Rishikesh Part II
Despite my stolen mobile, I must move on and look at all the good things about Rishikesh. From a different view, here is a history of what I know about this place.
Rishikesh lies in the foothills of the Himalayas at Uttarakhand state of India where the famous head of the Hindi name Ganga River begins; also internationally known by its Anglicized name as “The Ganges”. The Ganges is the most holy river of the Hindus. It flows east through one of the most fertile and densely populated tracts through the Gangetic plain of northern India into Bangladesh. It flows from Uttarakhand into Varanasi, Bihar, Kolkata then drains into the Sunderbands Delta in the Bay of Bengal.
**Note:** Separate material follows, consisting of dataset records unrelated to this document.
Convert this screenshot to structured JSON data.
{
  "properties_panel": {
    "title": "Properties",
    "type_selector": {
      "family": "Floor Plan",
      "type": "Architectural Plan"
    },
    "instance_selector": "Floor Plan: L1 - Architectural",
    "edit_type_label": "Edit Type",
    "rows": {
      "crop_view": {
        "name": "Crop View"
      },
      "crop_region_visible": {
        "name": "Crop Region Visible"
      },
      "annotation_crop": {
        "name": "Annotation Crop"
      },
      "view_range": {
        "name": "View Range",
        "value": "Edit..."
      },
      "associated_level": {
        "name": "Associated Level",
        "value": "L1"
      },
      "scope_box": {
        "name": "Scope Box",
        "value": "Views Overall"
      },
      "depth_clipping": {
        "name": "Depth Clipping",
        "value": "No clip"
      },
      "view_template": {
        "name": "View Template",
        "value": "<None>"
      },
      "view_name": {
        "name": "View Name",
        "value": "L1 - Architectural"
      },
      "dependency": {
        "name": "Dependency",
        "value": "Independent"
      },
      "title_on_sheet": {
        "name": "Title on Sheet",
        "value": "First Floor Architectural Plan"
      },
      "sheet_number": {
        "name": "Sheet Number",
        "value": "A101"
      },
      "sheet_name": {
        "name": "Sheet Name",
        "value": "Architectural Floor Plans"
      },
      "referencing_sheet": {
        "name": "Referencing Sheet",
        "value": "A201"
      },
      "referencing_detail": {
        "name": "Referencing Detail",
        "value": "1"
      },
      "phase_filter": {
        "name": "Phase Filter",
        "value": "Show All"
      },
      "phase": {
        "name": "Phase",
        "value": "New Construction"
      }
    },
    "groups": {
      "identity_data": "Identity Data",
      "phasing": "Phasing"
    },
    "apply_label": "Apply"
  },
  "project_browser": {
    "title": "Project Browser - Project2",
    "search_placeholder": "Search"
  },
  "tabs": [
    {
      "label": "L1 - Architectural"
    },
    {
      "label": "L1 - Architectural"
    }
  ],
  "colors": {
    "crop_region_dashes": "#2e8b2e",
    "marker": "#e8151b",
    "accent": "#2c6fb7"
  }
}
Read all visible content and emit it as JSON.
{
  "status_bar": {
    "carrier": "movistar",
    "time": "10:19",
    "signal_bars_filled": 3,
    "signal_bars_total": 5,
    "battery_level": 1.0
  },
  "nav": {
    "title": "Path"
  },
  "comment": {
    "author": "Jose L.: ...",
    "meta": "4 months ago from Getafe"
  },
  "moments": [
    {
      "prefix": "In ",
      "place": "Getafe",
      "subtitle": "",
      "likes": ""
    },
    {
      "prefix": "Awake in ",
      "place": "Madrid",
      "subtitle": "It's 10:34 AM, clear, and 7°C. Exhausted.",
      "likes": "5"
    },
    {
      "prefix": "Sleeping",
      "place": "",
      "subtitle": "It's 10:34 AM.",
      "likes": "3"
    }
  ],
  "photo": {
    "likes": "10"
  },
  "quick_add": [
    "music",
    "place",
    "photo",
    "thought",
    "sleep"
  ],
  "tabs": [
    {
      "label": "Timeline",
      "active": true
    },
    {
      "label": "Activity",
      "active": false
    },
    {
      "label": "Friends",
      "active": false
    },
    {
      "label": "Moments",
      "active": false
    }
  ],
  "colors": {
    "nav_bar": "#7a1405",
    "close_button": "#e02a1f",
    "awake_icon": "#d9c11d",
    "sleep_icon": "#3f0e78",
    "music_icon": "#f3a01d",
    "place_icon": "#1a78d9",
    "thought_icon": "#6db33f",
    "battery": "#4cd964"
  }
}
It is a wide and sluggish stream and 1,560 miles (2,510 kilometers) long.
It is the home of many devout Hindus and many major Indian ashrams like Vivekananda, Sivananda (The Divine Life Society), Osho, Bihar amongst others. It is also called the Yoga Capital of the World. People here have religion on their minds. You can feel the ambience of sacredness and holiness. There are also many wandering sadhus (even foreigners). Even their river bank is absolutely clean (not like Varanasi). Live temple chanting, aarti ceremonies and you can hear chants across the water well after dark. Camphor flames, pujas and offerings throughout the night leave picturesque silhouettes. It is also becoming a popular rafting spot. People are quick to say hello, namaste or Hari OM.
The many ashrams on both sides of the river offer bookshops, restaurants and daily yoga. Because it is a holy city and the yoga capital, Rishikesh is fully vegetarian. You can not even find eggs or chicken here. The International Yoga Festival is on March 1-7. So if you are a yogi, would you feel at home here?
Rishikesh is also famous for the 1968 visit of the Beatles. They stayed at the (now closed) Maharishi Mahesh Yogi Ashram. They composed nearly 48 songs during their stay including Revolution. Rishikesh, also known as Hrishikesh is a municipal board in Dehradun district in Uttarakhand, abbreviated as U.K. It is located around 25 kilometers away from another holy city, Haridwar. It is famous as a piligrimage center and the starting point for traveling to the sites that form the Char Dham pilgrimage — Badrinath, Kedarnath, Gangotri, and Yamunotri. Hrishikesh is a Vishnu name that means “Lord of the Senses. It has been a part of the legendary 'Kedarkhand', now called Garhwal, the abode of Shiva.
At one point, the present Laxman Jhula bridge was crossed by Lord Rama when he did penance for killing Ravana, the demon king of Lanka and Lakshmana, his younger brother. The bridge, was once a jute-rope bridge in 1889. It was washed away by the 1924 floods and is now replaced with a stronger iron bridge (built in the 1980s). The western bank of the bridge has a Lakshmana temple and across it lies a temple dedicated to Lord Rama. A nearby temple is that of his other brother, Bharata which also finds mention in the Kedar Khand.
I plan on “parking” here for a while and look for a place to study. By this time, my runny nose and irritated eyes (compliments of Varanasi) got really worse. For the next three days, I spent my time walking back and forth across Ram Jhula and Laxman Jhula. My original abode is at Ram Jhula, across the bridge from Sivananda, a five minute walk. Finally, I was admitted at Sri Sant Sewa Ashram in Laxman Jhula. I will study Reiki and Advance Yoga there and Ayurveda next door. Laxman Jhula is five kilometers away and a 20 minute walk. I don’t mind the walk at all but my classes starts in the morning and ends at 8:00 pm. The path is quite dark and remote. I also do not have much free time so I have no choice but to shift hotel.